== Work request ==
An exact copy of the listing below is required.

================================

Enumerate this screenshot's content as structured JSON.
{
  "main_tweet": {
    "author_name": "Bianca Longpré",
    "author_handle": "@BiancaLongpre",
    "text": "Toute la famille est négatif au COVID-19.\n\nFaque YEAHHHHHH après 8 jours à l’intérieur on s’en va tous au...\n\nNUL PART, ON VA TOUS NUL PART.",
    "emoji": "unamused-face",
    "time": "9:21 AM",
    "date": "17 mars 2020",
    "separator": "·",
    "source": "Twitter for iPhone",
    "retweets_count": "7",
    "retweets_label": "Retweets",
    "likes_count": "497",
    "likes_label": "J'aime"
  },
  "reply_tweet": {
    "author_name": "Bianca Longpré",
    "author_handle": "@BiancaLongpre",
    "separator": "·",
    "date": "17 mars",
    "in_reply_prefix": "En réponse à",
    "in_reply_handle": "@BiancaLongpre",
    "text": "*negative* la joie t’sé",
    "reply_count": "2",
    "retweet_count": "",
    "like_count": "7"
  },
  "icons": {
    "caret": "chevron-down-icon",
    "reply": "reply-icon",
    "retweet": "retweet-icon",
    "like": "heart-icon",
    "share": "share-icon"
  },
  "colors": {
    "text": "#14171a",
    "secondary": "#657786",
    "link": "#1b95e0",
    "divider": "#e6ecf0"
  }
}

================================

== Result of the task ==
Enumerate this screenshot's content as structured JSON.
{
  "main_tweet": {
    "author_name": "Bianca Longpré",
    "author_handle": "@BiancaLongpre",
    "text": "Toute la famille est négatif au COVID-19.\n\nFaque YEAHHHHHH après 8 jours à l’intérieur on s’en va tous au...\n\nNUL PART, ON VA TOUS NUL PART.",
    "emoji": "unamused-face",
    "time": "9:21 AM",
    "date": "17 mars 2020",
    "separator": "·",
    "source": "Twitter for iPhone",
    "retweets_count": "7",
    "retweets_label": "Retweets",
    "likes_count": "497",
    "likes_label": "J'aime"
  },
  "reply_tweet": {
    "author_name": "Bianca Longpré",
    "author_handle": "@BiancaLongpre",
    "separator": "·",
    "date": "17 mars",
    "in_reply_prefix": "En réponse à",
    "in_reply_handle": "@BiancaLongpre",
    "text": "*negative* la joie t’sé",
    "reply_count": "2",
    "retweet_count": "",
    "like_count": "7"
  },
  "icons": {
    "caret": "chevron-down-icon",
    "reply": "reply-icon",
    "retweet": "retweet-icon",
    "like": "heart-icon",
    "share": "share-icon"
  },
  "colors": {
    "text": "#14171a",
    "secondary": "#657786",
    "link": "#1b95e0",
    "divider": "#e6ecf0"
  }
}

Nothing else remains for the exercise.